Generally the public gyms are open to all members of the public, but several readers justifiably expressed concern about reactions to tattoos.
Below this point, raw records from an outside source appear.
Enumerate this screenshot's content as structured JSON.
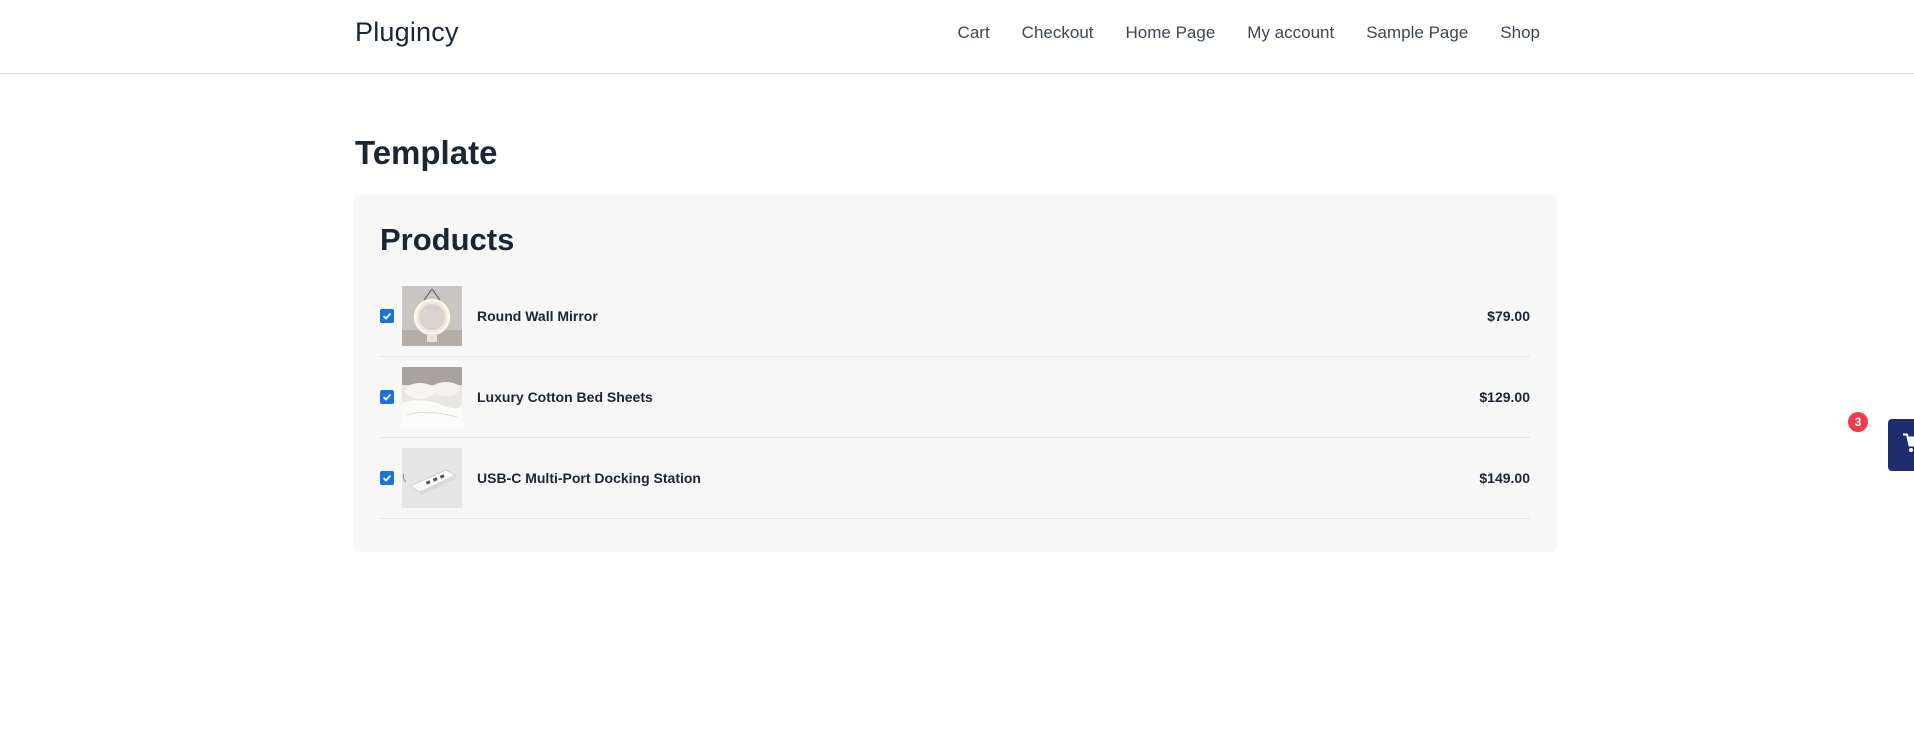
{
  "header": {
    "site_title": "Plugincy",
    "nav": [
      "Cart",
      "Checkout",
      "Home Page",
      "My account",
      "Sample Page",
      "Shop"
    ]
  },
  "page": {
    "title": "Template"
  },
  "products_panel": {
    "title": "Products",
    "items": [
      {
        "name": "Round Wall Mirror",
        "price": "$79.00",
        "checked": true
      },
      {
        "name": "Luxury Cotton Bed Sheets",
        "price": "$129.00",
        "checked": true
      },
      {
        "name": "USB-C Multi-Port Docking Station",
        "price": "$149.00",
        "checked": true
      }
    ]
  },
  "floating_cart": {
    "count": "3",
    "icon": "shopping-cart-icon"
  },
  "colors": {
    "accent": "#1a73d9",
    "cart_button": "#1e2d6e",
    "badge": "#ef3d4b"
  }
}
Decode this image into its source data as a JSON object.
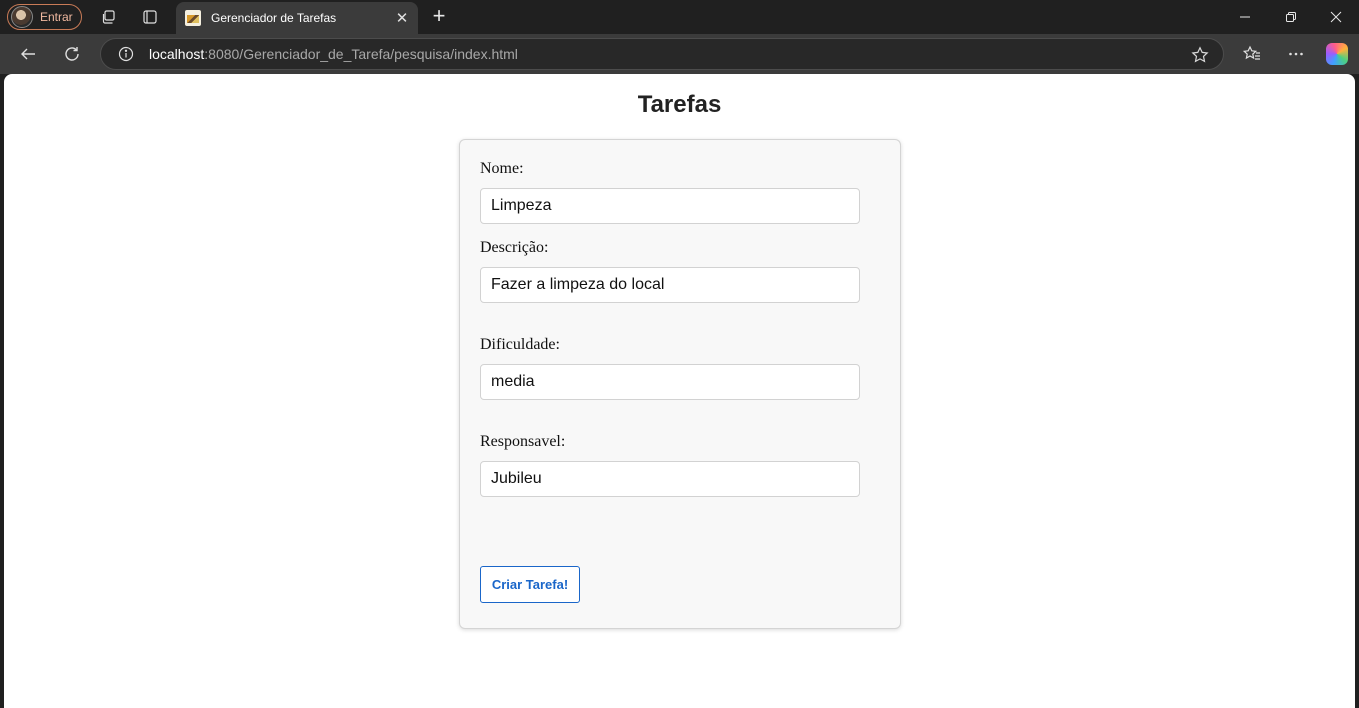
{
  "browser": {
    "profile_label": "Entrar",
    "tab_title": "Gerenciador de Tarefas",
    "tab_close": "✕",
    "new_tab": "+",
    "url_host": "localhost",
    "url_rest": ":8080/Gerenciador_de_Tarefa/pesquisa/index.html"
  },
  "page": {
    "title": "Tarefas"
  },
  "form": {
    "nome_label": "Nome:",
    "nome_value": "Limpeza",
    "descricao_label": "Descrição:",
    "descricao_value": "Fazer a limpeza do local",
    "dificuldade_label": "Dificuldade:",
    "dificuldade_value": "media",
    "responsavel_label": "Responsavel:",
    "responsavel_value": "Jubileu",
    "submit_label": "Criar Tarefa!"
  },
  "colors": {
    "accent": "#1a66c9",
    "chrome_bg": "#202020",
    "toolbar_bg": "#3b3b3b",
    "card_bg": "#f8f8f8"
  }
}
Reflecting the official advice on the Shinjuku and Minato gym websites, GaijinPot author Quincy Fox suggested keeping tattoos covered with long sleeves, athletic supporters and tape as well as avoiding changing clothes at the gym.
Whether your motivation is completing a triathlon or simply showing up your coworkers at the next health check, definitely consider the public gyms in Japan to help you reach your goals.
Tokyo Public Gym Details
Minato-ku Sports Center
Facilities: Training room, running course, pool, baby room, restaurants, etc.
Hours: 9:00-21:00 (last entry at 20:30)
Fees: 400 yen (Minato-ku residents/employees, all facilities, 2 hours for pool), 700 yen (non-Minato-ku residents/employees, all facilities, 2 hours for pool)
Address: 108-0023, Tōkyō-to, Minato-ku, Shibaura, 3 Chome−1−19
Minato-ku Sports Center Website [in Japanese]
Koto-ku Ariake Sports Center
Facilities: Training room, pool (with slide), gymnasium, etc.
Hours: 8:30-22:00 (training room from 9:00-21:50, last entry 21:30)
Fees: 400 yen (adult, training room, 4 hours), 4000 yen (batch ticket worth 11 training room entries), 15000 yen (6 month training room membership/free pass)
Address: 135-0063, Tōkyō-to, Kōtō-ku, Ariake, 2 Chome−3−5
Koto-ku Ariake Sports Center Website [in Japanese]
Toshima-ku Ikebukuro Sports Center
Facilities: Training room, pool, dojo, etc.
Hours: Monday-Saturday/Holidays, 8:30-22:00 (last entry at 21:30, training room/pool closes at 21:45), Sunday, 8:30-21:00 (last entry at 20:30, training room/pool closes at 20:45)
Fees: 600 yen (adult, training room and pool, 2 hours), 5400 yen (prepaid card worth 6000 yen/6 training room and pool entries)
Address: 170-0012, Tōkyō-to, Toshima-ku, Kamiikebukuro, 2 Chome−5−1
Toshima-ku Ikebukuro Sports Center Website [in Japanese]
Arakawa Sougou Sports Center
Facilities: Training room, warm water pool, kids’ room, ping-pong room, air-rifle range, etc.
Hours: 8:00-22:15 (last entry at 21:30)
Fees: 400 yen (adult, training room, 3 hours)
Address: 116-0003, Tōkyō-to, Arakawa-ku, Minamisenju, 6 Chome−45−5
Arakawa Sougou Sports Center Website [in Japanese]
Public Gyms with English Websites